Segment Start: Entries supplied

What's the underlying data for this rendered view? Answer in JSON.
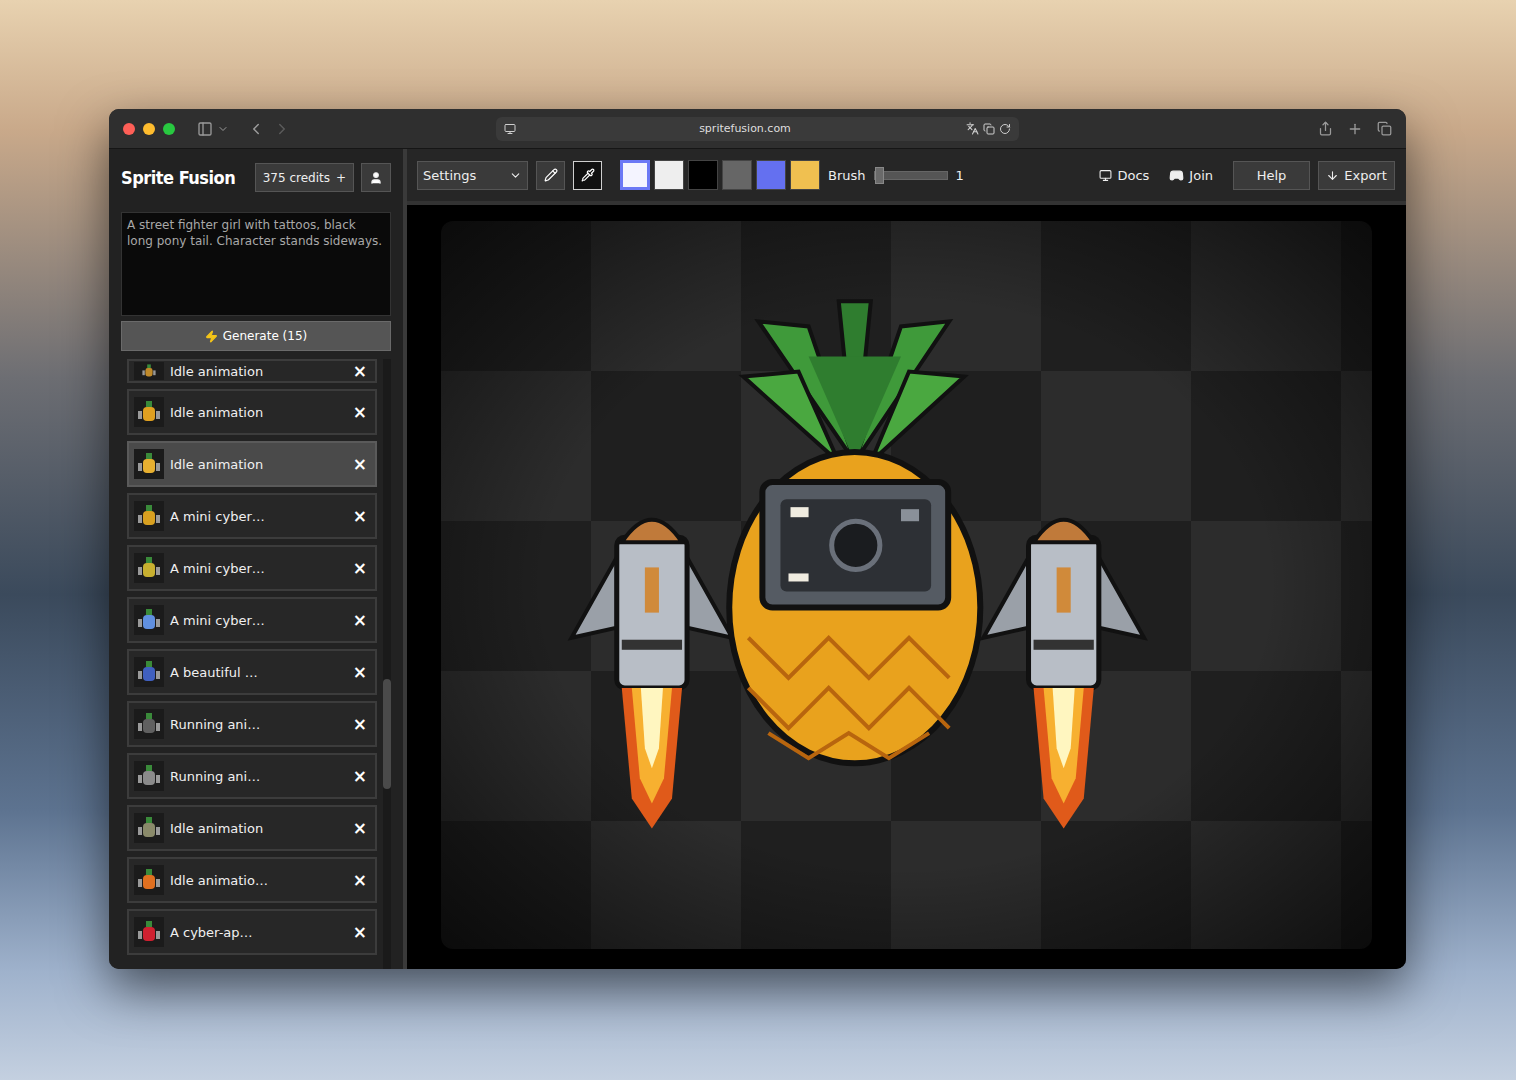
{
  "window": {
    "url": "spritefusion.com"
  },
  "app": {
    "name": "Sprite Fusion",
    "credits": "375 credits",
    "credits_add": "+"
  },
  "prompt": {
    "text": "A street fighter girl with tattoos, black long pony tail. Character stands sideways."
  },
  "generate": {
    "label": "Generate (15)"
  },
  "close_glyph": "×",
  "history": [
    {
      "label": "Idle animation",
      "selected": false,
      "partial": true,
      "color": "#c08a2a"
    },
    {
      "label": "Idle animation",
      "selected": false,
      "partial": false,
      "color": "#e0a020"
    },
    {
      "label": "Idle animation",
      "selected": true,
      "partial": false,
      "color": "#e8b030"
    },
    {
      "label": "A mini cyber…",
      "selected": false,
      "partial": false,
      "color": "#d8a020"
    },
    {
      "label": "A mini cyber…",
      "selected": false,
      "partial": false,
      "color": "#c8b030"
    },
    {
      "label": "A mini cyber…",
      "selected": false,
      "partial": false,
      "color": "#6090e0"
    },
    {
      "label": "A beautiful …",
      "selected": false,
      "partial": false,
      "color": "#4060c0"
    },
    {
      "label": "Running ani…",
      "selected": false,
      "partial": false,
      "color": "#606060"
    },
    {
      "label": "Running ani…",
      "selected": false,
      "partial": false,
      "color": "#8a8a8a"
    },
    {
      "label": "Idle animation",
      "selected": false,
      "partial": false,
      "color": "#8a8a6a"
    },
    {
      "label": "Idle animatio…",
      "selected": false,
      "partial": false,
      "color": "#e07020"
    },
    {
      "label": "A cyber-ap…",
      "selected": false,
      "partial": false,
      "color": "#d02030"
    }
  ],
  "toolbar": {
    "settings": "Settings",
    "tools": [
      {
        "kind": "pencil",
        "selected": false
      },
      {
        "kind": "eyedropper",
        "selected": true
      }
    ],
    "swatches": [
      {
        "color": "#f4f4ff",
        "selected": true
      },
      {
        "color": "#eeeeee",
        "selected": false
      },
      {
        "color": "#000000",
        "selected": false
      },
      {
        "color": "#666666",
        "selected": false
      },
      {
        "color": "#6470f0",
        "selected": false
      },
      {
        "color": "#f0c050",
        "selected": false
      }
    ],
    "brush": {
      "label": "Brush",
      "level": 0,
      "reading": "1"
    },
    "links": [
      {
        "kind": "docs",
        "label": "Docs"
      },
      {
        "kind": "discord",
        "label": "Join"
      }
    ],
    "buttons": [
      {
        "kind": "help",
        "label": "Help"
      },
      {
        "kind": "export",
        "label": "Export"
      }
    ]
  }
}
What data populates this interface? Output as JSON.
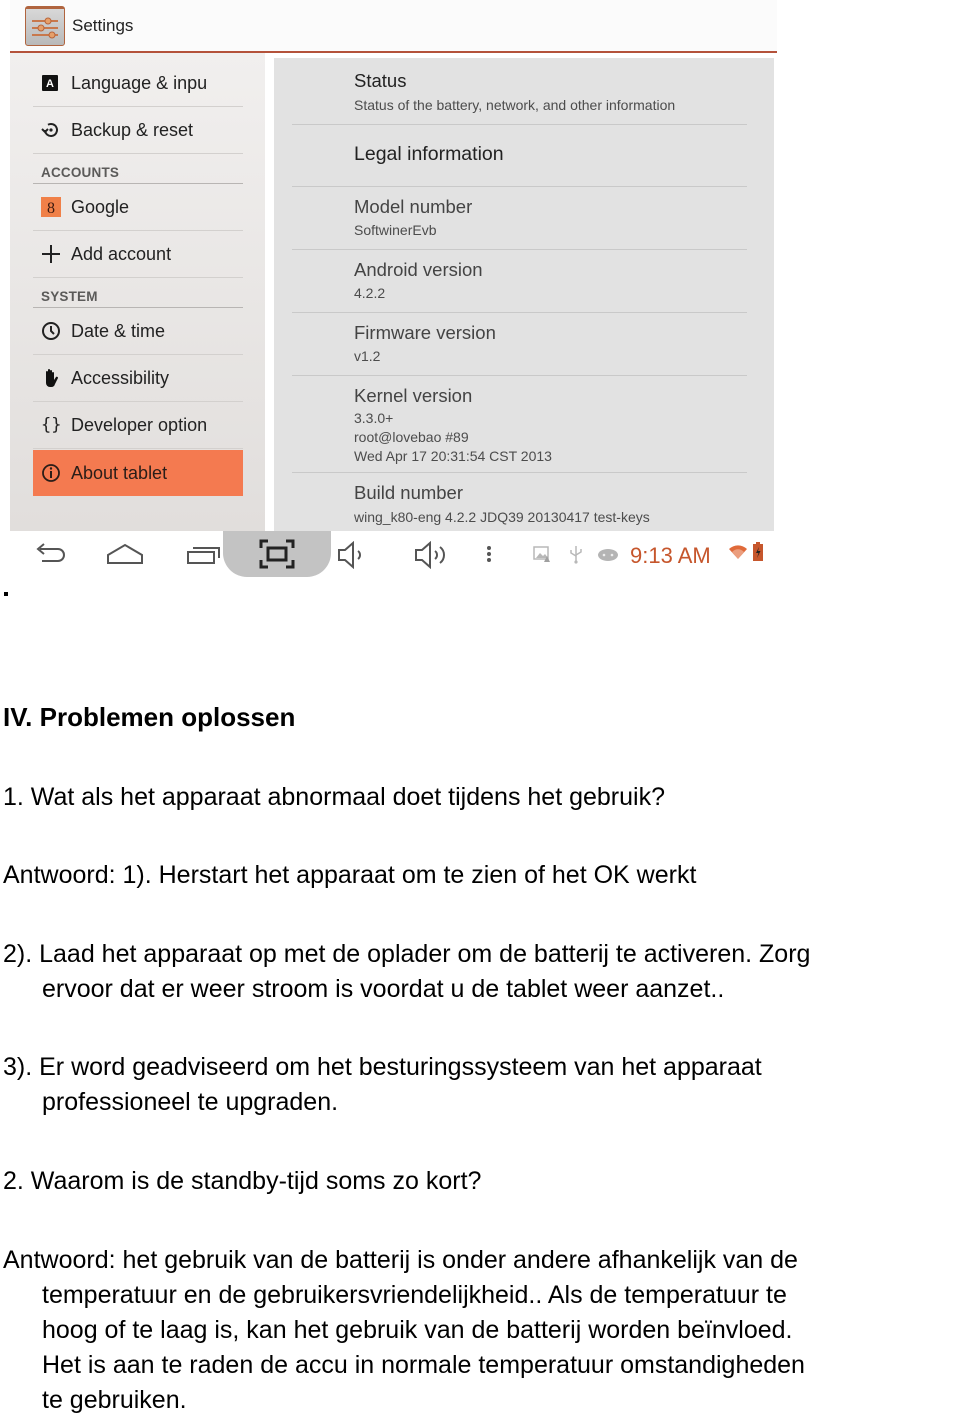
{
  "screenshot": {
    "app_title": "Settings",
    "left_menu": [
      {
        "type": "item",
        "label": "Language & inpu",
        "icon": "language-icon"
      },
      {
        "type": "item",
        "label": "Backup & reset",
        "icon": "backup-restore-icon"
      },
      {
        "type": "category",
        "label": "ACCOUNTS"
      },
      {
        "type": "item",
        "label": "Google",
        "icon": "google-account-icon"
      },
      {
        "type": "item",
        "label": "Add account",
        "icon": "plus-icon"
      },
      {
        "type": "category",
        "label": "SYSTEM"
      },
      {
        "type": "item",
        "label": "Date & time",
        "icon": "clock-icon"
      },
      {
        "type": "item",
        "label": "Accessibility",
        "icon": "hand-icon"
      },
      {
        "type": "item",
        "label": "Developer option",
        "icon": "braces-icon"
      },
      {
        "type": "item",
        "label": "About tablet",
        "icon": "info-icon",
        "selected": true
      }
    ],
    "about_items": [
      {
        "title": "Status",
        "summary": "Status of the battery, network, and other information"
      },
      {
        "title": "Legal information"
      },
      {
        "title": "Model number",
        "summary": "SoftwinerEvb"
      },
      {
        "title": "Android version",
        "summary": "4.2.2"
      },
      {
        "title": "Firmware version",
        "summary": "v1.2"
      },
      {
        "title": "Kernel version",
        "summary_lines": [
          "3.3.0+",
          "root@lovebao #89",
          "Wed Apr 17 20:31:54 CST 2013"
        ]
      },
      {
        "title": "Build number",
        "summary": "wing_k80-eng 4.2.2 JDQ39 20130417 test-keys"
      }
    ],
    "navbar": {
      "buttons": [
        "back",
        "home",
        "recent-apps",
        "screenshot",
        "volume-down",
        "volume-up",
        "menu"
      ],
      "notification_icons": [
        "gallery-icon",
        "usb-icon",
        "android-debug-icon"
      ],
      "clock": "9:13 AM",
      "status_icons": [
        "wifi-icon",
        "battery-charging-icon"
      ]
    },
    "colors": {
      "accent": "#f47a50",
      "clock": "#c6562c",
      "actionbar_line": "#b4523a"
    }
  },
  "stray_mark": ".",
  "document": {
    "heading": "IV. Problemen oplossen",
    "q1": "1. Wat als het apparaat abnormaal doet tijdens het gebruik?",
    "a1_1": "Antwoord: 1). Herstart het apparaat om te zien of het OK werkt",
    "a1_2_line1": "2). Laad het apparaat op met de oplader om de batterij te activeren. Zorg",
    "a1_2_line2": "ervoor dat er weer stroom is voordat u de tablet weer aanzet..",
    "a1_3_line1": "3). Er word geadviseerd om het besturingssysteem van het apparaat",
    "a1_3_line2": "professioneel te upgraden.",
    "q2": "2. Waarom is de standby-tijd soms zo kort?",
    "a2_line1": "Antwoord: het gebruik van de batterij is onder andere afhankelijk van de",
    "a2_line2": "temperatuur en de gebruikersvriendelijkheid.. Als de temperatuur te",
    "a2_line3": "hoog of te laag is, kan het gebruik van de batterij worden beïnvloed.",
    "a2_line4": "Het is aan te raden de accu in normale temperatuur omstandigheden",
    "a2_line5": "te gebruiken."
  }
}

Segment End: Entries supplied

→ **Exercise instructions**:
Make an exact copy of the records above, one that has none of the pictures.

→ **Exercise result**:
What's the underlying data for this rendered view? Answer in JSON.
{
  "window": {
    "url": "spritefusion.com"
  },
  "app": {
    "name": "Sprite Fusion",
    "credits": "375 credits",
    "credits_add": "+"
  },
  "prompt": {
    "text": "A street fighter girl with tattoos, black long pony tail. Character stands sideways."
  },
  "generate": {
    "label": "Generate (15)"
  },
  "close_glyph": "×",
  "history": [
    {
      "label": "Idle animation",
      "selected": false,
      "partial": true,
      "color": "#c08a2a"
    },
    {
      "label": "Idle animation",
      "selected": false,
      "partial": false,
      "color": "#e0a020"
    },
    {
      "label": "Idle animation",
      "selected": true,
      "partial": false,
      "color": "#e8b030"
    },
    {
      "label": "A mini cyber…",
      "selected": false,
      "partial": false,
      "color": "#d8a020"
    },
    {
      "label": "A mini cyber…",
      "selected": false,
      "partial": false,
      "color": "#c8b030"
    },
    {
      "label": "A mini cyber…",
      "selected": false,
      "partial": false,
      "color": "#6090e0"
    },
    {
      "label": "A beautiful …",
      "selected": false,
      "partial": false,
      "color": "#4060c0"
    },
    {
      "label": "Running ani…",
      "selected": false,
      "partial": false,
      "color": "#606060"
    },
    {
      "label": "Running ani…",
      "selected": false,
      "partial": false,
      "color": "#8a8a8a"
    },
    {
      "label": "Idle animation",
      "selected": false,
      "partial": false,
      "color": "#8a8a6a"
    },
    {
      "label": "Idle animatio…",
      "selected": false,
      "partial": false,
      "color": "#e07020"
    },
    {
      "label": "A cyber-ap…",
      "selected": false,
      "partial": false,
      "color": "#d02030"
    }
  ],
  "toolbar": {
    "settings": "Settings",
    "tools": [
      {
        "kind": "pencil",
        "selected": false
      },
      {
        "kind": "eyedropper",
        "selected": true
      }
    ],
    "swatches": [
      {
        "color": "#f4f4ff",
        "selected": true
      },
      {
        "color": "#eeeeee",
        "selected": false
      },
      {
        "color": "#000000",
        "selected": false
      },
      {
        "color": "#666666",
        "selected": false
      },
      {
        "color": "#6470f0",
        "selected": false
      },
      {
        "color": "#f0c050",
        "selected": false
      }
    ],
    "brush": {
      "label": "Brush",
      "level": 0,
      "reading": "1"
    },
    "links": [
      {
        "kind": "docs",
        "label": "Docs"
      },
      {
        "kind": "discord",
        "label": "Join"
      }
    ],
    "buttons": [
      {
        "kind": "help",
        "label": "Help"
      },
      {
        "kind": "export",
        "label": "Export"
      }
    ]
  }
}
What data populates this interface? Output as JSON.
{
  "screenshot": {
    "app_title": "Settings",
    "left_menu": [
      {
        "type": "item",
        "label": "Language & inpu",
        "icon": "language-icon"
      },
      {
        "type": "item",
        "label": "Backup & reset",
        "icon": "backup-restore-icon"
      },
      {
        "type": "category",
        "label": "ACCOUNTS"
      },
      {
        "type": "item",
        "label": "Google",
        "icon": "google-account-icon"
      },
      {
        "type": "item",
        "label": "Add account",
        "icon": "plus-icon"
      },
      {
        "type": "category",
        "label": "SYSTEM"
      },
      {
        "type": "item",
        "label": "Date & time",
        "icon": "clock-icon"
      },
      {
        "type": "item",
        "label": "Accessibility",
        "icon": "hand-icon"
      },
      {
        "type": "item",
        "label": "Developer option",
        "icon": "braces-icon"
      },
      {
        "type": "item",
        "label": "About tablet",
        "icon": "info-icon",
        "selected": true
      }
    ],
    "about_items": [
      {
        "title": "Status",
        "summary": "Status of the battery, network, and other information"
      },
      {
        "title": "Legal information"
      },
      {
        "title": "Model number",
        "summary": "SoftwinerEvb"
      },
      {
        "title": "Android version",
        "summary": "4.2.2"
      },
      {
        "title": "Firmware version",
        "summary": "v1.2"
      },
      {
        "title": "Kernel version",
        "summary_lines": [
          "3.3.0+",
          "root@lovebao #89",
          "Wed Apr 17 20:31:54 CST 2013"
        ]
      },
      {
        "title": "Build number",
        "summary": "wing_k80-eng 4.2.2 JDQ39 20130417 test-keys"
      }
    ],
    "navbar": {
      "buttons": [
        "back",
        "home",
        "recent-apps",
        "screenshot",
        "volume-down",
        "volume-up",
        "menu"
      ],
      "notification_icons": [
        "gallery-icon",
        "usb-icon",
        "android-debug-icon"
      ],
      "clock": "9:13 AM",
      "status_icons": [
        "wifi-icon",
        "battery-charging-icon"
      ]
    },
    "colors": {
      "accent": "#f47a50",
      "clock": "#c6562c",
      "actionbar_line": "#b4523a"
    }
  },
  "stray_mark": ".",
  "document": {
    "heading": "IV. Problemen oplossen",
    "q1": "1. Wat als het apparaat abnormaal doet tijdens het gebruik?",
    "a1_1": "Antwoord: 1). Herstart het apparaat om te zien of het OK werkt",
    "a1_2_line1": "2). Laad het apparaat op met de oplader om de batterij te activeren. Zorg",
    "a1_2_line2": "ervoor dat er weer stroom is voordat u de tablet weer aanzet..",
    "a1_3_line1": "3). Er word geadviseerd om het besturingssysteem van het apparaat",
    "a1_3_line2": "professioneel te upgraden.",
    "q2": "2. Waarom is de standby-tijd soms zo kort?",
    "a2_line1": "Antwoord: het gebruik van de batterij is onder andere afhankelijk van de",
    "a2_line2": "temperatuur en de gebruikersvriendelijkheid.. Als de temperatuur te",
    "a2_line3": "hoog of te laag is, kan het gebruik van de batterij worden beïnvloed.",
    "a2_line4": "Het is aan te raden de accu in normale temperatuur omstandigheden",
    "a2_line5": "te gebruiken."
  }
}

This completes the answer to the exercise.